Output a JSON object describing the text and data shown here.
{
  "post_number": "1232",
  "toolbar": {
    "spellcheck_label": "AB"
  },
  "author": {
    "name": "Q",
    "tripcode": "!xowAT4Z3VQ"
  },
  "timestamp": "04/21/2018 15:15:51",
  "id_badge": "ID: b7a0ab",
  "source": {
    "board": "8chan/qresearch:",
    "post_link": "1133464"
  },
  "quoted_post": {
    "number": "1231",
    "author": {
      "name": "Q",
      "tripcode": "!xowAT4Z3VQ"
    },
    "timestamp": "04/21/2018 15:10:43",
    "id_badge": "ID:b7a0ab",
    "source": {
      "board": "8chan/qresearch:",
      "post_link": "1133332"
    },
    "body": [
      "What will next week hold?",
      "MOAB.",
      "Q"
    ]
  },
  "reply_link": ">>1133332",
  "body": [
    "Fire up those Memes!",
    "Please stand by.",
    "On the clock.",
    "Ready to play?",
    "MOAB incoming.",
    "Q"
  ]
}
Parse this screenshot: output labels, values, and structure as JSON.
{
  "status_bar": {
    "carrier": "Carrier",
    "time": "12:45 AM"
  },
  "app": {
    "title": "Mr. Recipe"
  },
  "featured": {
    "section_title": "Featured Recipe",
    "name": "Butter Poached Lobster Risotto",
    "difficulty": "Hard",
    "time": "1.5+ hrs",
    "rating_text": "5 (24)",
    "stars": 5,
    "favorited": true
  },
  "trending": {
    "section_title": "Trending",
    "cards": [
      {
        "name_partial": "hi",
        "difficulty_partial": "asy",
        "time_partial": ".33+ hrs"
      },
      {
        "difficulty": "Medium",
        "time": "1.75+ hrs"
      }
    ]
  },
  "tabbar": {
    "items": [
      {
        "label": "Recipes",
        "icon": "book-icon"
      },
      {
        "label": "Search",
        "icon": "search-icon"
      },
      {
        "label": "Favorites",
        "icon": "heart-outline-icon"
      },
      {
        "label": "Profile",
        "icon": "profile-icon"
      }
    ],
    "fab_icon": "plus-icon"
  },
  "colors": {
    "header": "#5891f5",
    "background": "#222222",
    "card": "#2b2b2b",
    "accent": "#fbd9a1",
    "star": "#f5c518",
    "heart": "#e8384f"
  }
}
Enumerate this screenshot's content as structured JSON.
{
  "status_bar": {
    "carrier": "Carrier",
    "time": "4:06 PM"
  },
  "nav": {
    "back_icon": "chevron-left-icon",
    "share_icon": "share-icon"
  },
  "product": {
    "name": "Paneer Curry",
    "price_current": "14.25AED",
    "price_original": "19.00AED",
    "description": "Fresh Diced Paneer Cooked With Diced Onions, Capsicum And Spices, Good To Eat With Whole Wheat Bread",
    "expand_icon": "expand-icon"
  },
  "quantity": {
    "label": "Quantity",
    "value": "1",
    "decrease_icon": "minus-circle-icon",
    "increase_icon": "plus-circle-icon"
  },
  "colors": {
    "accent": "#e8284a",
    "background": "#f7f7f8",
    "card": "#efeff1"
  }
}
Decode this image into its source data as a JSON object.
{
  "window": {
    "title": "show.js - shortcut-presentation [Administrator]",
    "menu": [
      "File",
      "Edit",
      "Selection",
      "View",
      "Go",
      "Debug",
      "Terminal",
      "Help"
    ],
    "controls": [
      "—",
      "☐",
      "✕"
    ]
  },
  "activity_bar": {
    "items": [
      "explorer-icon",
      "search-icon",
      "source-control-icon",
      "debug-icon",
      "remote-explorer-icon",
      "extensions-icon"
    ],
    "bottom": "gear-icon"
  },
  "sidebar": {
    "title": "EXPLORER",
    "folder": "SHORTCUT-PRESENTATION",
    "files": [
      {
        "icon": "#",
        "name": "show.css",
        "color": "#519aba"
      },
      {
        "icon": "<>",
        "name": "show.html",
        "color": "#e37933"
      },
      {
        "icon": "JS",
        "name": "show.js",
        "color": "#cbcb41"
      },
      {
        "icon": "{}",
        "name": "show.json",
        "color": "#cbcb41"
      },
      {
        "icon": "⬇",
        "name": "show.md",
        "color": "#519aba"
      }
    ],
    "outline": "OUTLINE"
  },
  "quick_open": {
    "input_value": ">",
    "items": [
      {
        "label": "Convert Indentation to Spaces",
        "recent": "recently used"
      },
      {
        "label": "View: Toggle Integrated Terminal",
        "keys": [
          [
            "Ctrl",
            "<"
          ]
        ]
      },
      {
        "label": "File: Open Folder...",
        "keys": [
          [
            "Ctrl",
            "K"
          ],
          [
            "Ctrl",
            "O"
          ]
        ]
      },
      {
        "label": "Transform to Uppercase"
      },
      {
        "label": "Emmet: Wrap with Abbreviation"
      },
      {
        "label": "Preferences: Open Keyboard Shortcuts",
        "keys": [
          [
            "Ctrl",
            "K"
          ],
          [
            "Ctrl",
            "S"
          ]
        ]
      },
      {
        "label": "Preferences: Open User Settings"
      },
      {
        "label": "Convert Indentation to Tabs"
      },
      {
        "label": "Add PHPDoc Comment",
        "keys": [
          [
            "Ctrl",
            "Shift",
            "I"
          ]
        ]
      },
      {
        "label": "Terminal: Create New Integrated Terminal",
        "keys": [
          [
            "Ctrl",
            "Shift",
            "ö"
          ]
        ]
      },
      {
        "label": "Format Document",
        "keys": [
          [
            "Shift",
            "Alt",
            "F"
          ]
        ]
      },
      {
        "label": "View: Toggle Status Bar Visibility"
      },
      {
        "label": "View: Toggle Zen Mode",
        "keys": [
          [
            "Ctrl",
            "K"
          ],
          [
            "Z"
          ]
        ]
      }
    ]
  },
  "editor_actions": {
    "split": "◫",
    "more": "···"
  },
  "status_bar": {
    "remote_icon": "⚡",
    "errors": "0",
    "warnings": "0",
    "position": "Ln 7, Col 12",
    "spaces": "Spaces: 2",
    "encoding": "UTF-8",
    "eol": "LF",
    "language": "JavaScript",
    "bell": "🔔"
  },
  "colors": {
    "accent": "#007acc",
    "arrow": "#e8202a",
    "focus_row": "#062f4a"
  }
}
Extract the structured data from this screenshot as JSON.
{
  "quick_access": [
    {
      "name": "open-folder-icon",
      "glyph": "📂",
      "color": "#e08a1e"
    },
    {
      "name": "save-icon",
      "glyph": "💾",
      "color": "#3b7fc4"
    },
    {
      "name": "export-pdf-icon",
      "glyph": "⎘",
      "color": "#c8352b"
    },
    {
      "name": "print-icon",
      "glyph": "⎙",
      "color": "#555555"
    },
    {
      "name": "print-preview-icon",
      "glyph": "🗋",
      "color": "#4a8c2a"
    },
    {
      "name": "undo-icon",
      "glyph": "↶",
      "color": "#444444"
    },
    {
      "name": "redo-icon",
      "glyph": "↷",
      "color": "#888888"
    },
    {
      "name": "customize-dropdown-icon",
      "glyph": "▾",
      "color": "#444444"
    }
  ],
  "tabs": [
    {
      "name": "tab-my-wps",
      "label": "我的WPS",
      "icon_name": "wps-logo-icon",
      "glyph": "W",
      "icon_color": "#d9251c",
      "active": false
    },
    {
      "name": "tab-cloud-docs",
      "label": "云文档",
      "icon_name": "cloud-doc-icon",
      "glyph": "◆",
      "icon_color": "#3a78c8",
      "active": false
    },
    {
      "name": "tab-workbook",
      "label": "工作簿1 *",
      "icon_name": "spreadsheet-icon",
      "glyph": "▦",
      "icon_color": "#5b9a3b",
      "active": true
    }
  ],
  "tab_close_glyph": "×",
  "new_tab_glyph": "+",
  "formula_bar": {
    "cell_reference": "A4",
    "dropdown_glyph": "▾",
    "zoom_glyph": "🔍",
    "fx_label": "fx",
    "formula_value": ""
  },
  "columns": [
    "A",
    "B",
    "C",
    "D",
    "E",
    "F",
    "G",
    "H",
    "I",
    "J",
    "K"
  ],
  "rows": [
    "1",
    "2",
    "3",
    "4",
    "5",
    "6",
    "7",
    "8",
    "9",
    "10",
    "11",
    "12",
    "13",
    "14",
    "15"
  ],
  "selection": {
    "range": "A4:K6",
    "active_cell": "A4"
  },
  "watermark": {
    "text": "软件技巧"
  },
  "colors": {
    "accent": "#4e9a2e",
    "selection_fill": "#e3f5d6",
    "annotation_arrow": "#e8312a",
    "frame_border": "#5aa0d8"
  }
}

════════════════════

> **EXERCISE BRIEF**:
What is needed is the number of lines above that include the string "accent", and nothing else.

> **TASK RESULT**:
4